HOUSTON – Taking a dip is about the only way to beat the summer heat in Houston, but with many public and community pools closed right now, families are sweating it out. With a new website and app that lets you rent swim time from pool owners near you, you can still salvage what’s left of the summer and dive in.
Swimply launched in Houston last year. It’s like Air BnB for swimming pools. In Houston, the average pool on the website will cost you between $30 and $45 an hour.
How it works
Joslyn and Daniel Philley listed their pool on Swimply at the beginning of 2020. They said it was slow at first, but when the summer heat kicked in, requests to use their Oak Forest pool spiked.
“Anywhere from two to five people a weekend,” explained Daniel. “We have families come in, individuals come in.”
Each guest books the time and pays through Swimply. There are dozens of listings in Houston and surrounding cities ready to host your family.
The hosts set the parameters for guests. Some allow children or pets.

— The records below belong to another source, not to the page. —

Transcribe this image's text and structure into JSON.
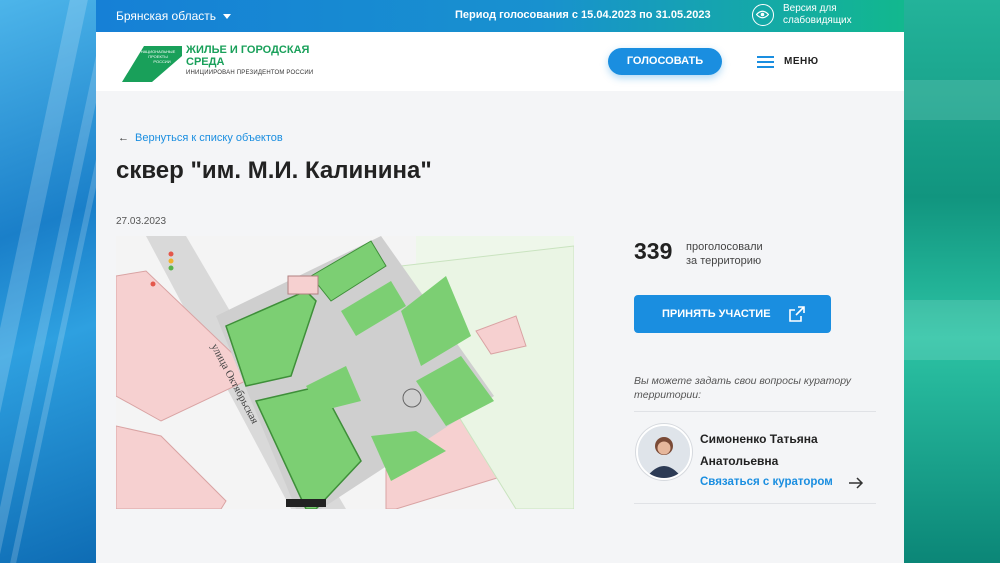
{
  "topbar": {
    "region": "Брянская область",
    "period": "Период голосования с 15.04.2023 по 31.05.2023",
    "vision_label": "Версия для слабовидящих"
  },
  "header": {
    "logo_small": "НАЦИОНАЛЬНЫЕ ПРОЕКТЫ РОССИИ",
    "logo_title": "ЖИЛЬЕ И ГОРОДСКАЯ СРЕДА",
    "logo_sub": "ИНИЦИИРОВАН ПРЕЗИДЕНТОМ РОССИИ",
    "vote_button": "ГОЛОСОВАТЬ",
    "menu_label": "МЕНЮ"
  },
  "main": {
    "back_link": "Вернуться к списку объектов",
    "title": "сквер \"им. М.И. Калинина\"",
    "date": "27.03.2023",
    "map_street_label": "улица Октябрьская"
  },
  "sidebar": {
    "votes_count": "339",
    "votes_label_1": "проголосовали",
    "votes_label_2": "за территорию",
    "join_button": "ПРИНЯТЬ УЧАСТИЕ",
    "ask_text": "Вы можете задать свои вопросы куратору территории:",
    "curator_name": "Симоненко Татьяна Анатольевна",
    "contact_link": "Связаться с куратором"
  },
  "colors": {
    "accent": "#1a8ee0",
    "brand_green": "#19a05a"
  }
}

Some don't. Listings let you know how many people can swim and what else is included, like a bathroom, towels and pool toys.
“We’ve more than offset our pool maintenance costs, any repairs,” said Daniel.
The CDC says there is no evidence that COVID-19 can be spread to humans in swimming pools, but the Philleys and other Swimply hosts say they’re taking precautions to keep guests safe.
“We basically have a contactless entry to the pool,” explained Joslyn. “We close off all of our blinds, our curtains so as renters walk around the side gate.”
Hosts earn extra income
Swimply's co-founder Asher Weinberger says what started as way for pool owners to help defray the cost of maintenance has turned into a way to help them pay their mortgages.
“Lots of hosts are reaching out and telling us ‘Hey, I lost my job; but you guys are saving my family,’” Weinberger said. “And that’s very rewarding.”
If you’re a pool owner, you’re probably wondering about the liability of hosting people you don’t know in your pool.
When hosts and guests agree to Swimply’s terms on the website, they are electronically signing a liability waiver that says the guests can’t sue the homeowner and the homeowner can’t sue the guests.